On day three we camped at Isuarava. This is the site of one of the stunning Isuarava Memorail, where four pillars stand each with a different word: ‘Mateship’, ’Courage’, ‘Endurance’ and ‘Sacrifice’ with the picturesque Yodda Valley in the background. These words resonate with you for the remainder of the trip. Soberingly, it is where 76 Australians lost their lives during a horrendous four day battle, thus it’s one of the most sacred sites along the track.
There were many memorable sites we visited along the way. Diary entries and poems were read out by trekkers to capture that moment in time. It was extremely moving and you can not imagine what the young Australian troops went through in such harsh and unforeseen conditions. The track itself has not changed much from the Kokoda campaign. It is essentially a goat track with rocky steep inclines and even worse, muddy and slippery declines. The terrain is lush and rugged with tree roots and other challenges along the way such as narrow bridges and gushing rivers. The narrowness of the track meant that combat was close and brutal. You can still see fox holes and visit ammunition lining the track. We visited a site where ammunition had been recovered as recently as June. I will also never forget Con Rock (known as Surgeons Rock). This is a flat table like rock where men were bought for treatment, mainly amputations, and visiting this place was incredibly emotional.

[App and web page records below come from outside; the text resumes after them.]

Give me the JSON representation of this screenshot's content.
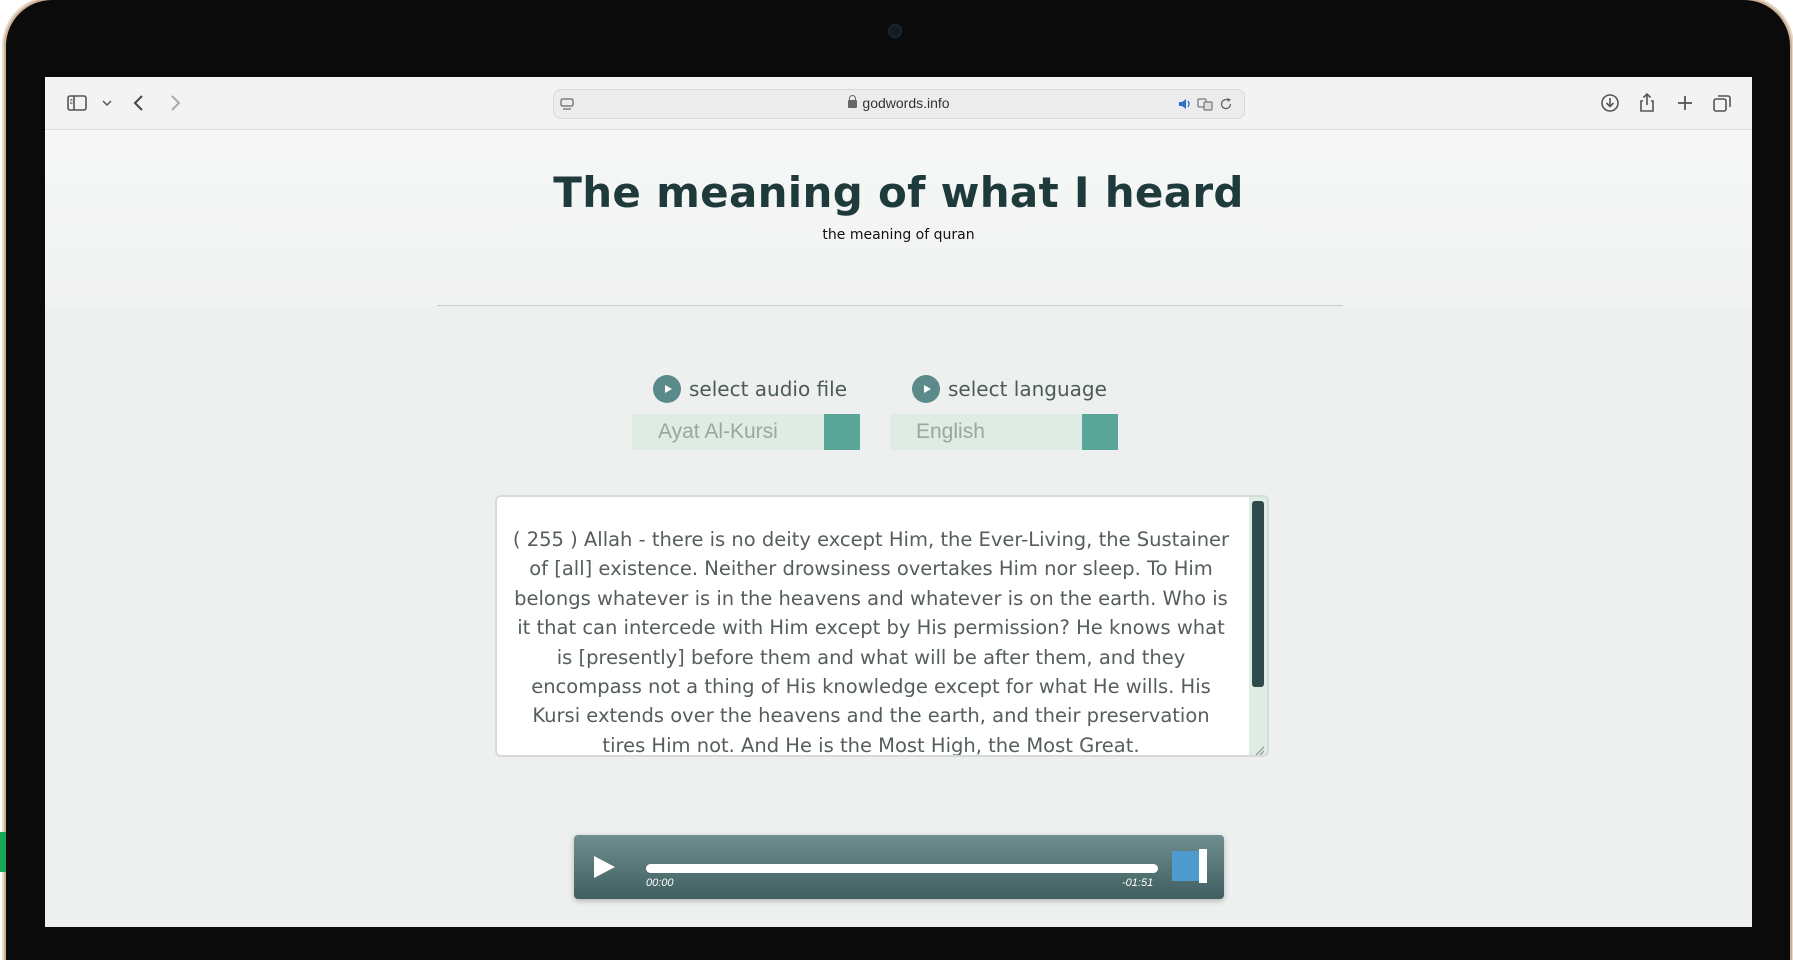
{
  "browser": {
    "url": "godwords.info",
    "icons": [
      "sidebar-icon",
      "chevron-down-icon",
      "back-icon",
      "forward-icon",
      "reader-icon",
      "lock-icon",
      "speaker-icon",
      "translate-icon",
      "reload-icon",
      "download-icon",
      "share-icon",
      "plus-icon",
      "tabs-icon"
    ]
  },
  "header": {
    "title": "The meaning of what I heard",
    "subtitle": "the meaning of quran"
  },
  "audio_select": {
    "label": "select audio file",
    "value": "Ayat Al-Kursi"
  },
  "language_select": {
    "label": "select language",
    "value": "English"
  },
  "verse": {
    "text": "( 255 )   Allah - there is no deity except Him, the Ever-Living, the Sustainer of [all] existence. Neither drowsiness overtakes Him nor sleep. To Him belongs whatever is in the heavens and whatever is on the earth. Who is it that can intercede with Him except by His permission? He knows what is [presently] before them and what will be after them, and they encompass not a thing of His knowledge except for what He wills. His Kursi extends over the heavens and the earth, and their preservation tires Him not. And He is the Most High, the Most Great."
  },
  "player": {
    "current_time": "00:00",
    "remaining_time": "-01:51",
    "progress": 0
  },
  "colors": {
    "title": "#1f3a3a",
    "accent": "#5aa79a",
    "select_bg": "#dfece4",
    "player": "#3e5e60",
    "volume": "#4e9bd0"
  }
}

The track was tough and to be honest there were a couple of days when I really struggled. Not only did you have to be physically prepared but mentally prepared as well. The word ‘resilience’ was brought up many times during our preparation and you soon realise why. The Kokoda track definitely does teach you this! You need to be prepared to fall over (I did many times) and take on challenges that you never thought you would do. It is here that I need to mention our wonderful porters, many whom have completed the track more than 100 times. They followed our every step, guiding us, making us smile when we wanted to cry and encouraging us always. Cylus, Wilfod, Clarenson and Roger, I will be forever indebted to you for your patience, holding my hand and putting up with me constantly asking “Are we there yet?” where you always answered “Soon”. It never was.
All in all, it was the most amazing experience. The scenery you encounter is breathtaking – misty valleys, moss forests, birds of paradise and butterflies. The people and their villages are beautiful and you learn the true spirit of community from them.
I can’t even begin to describe the emotions I felt coming up over the ridge to Ower’s Corner and then to be surprised by having Kay there to meet me. You look back over the Owen Stanley Range and can see what you have just achieved. To visit Boma Cemetery at the end of it all, where 3,779 soldiers lay, puts everything into perspective. Until my next adventure…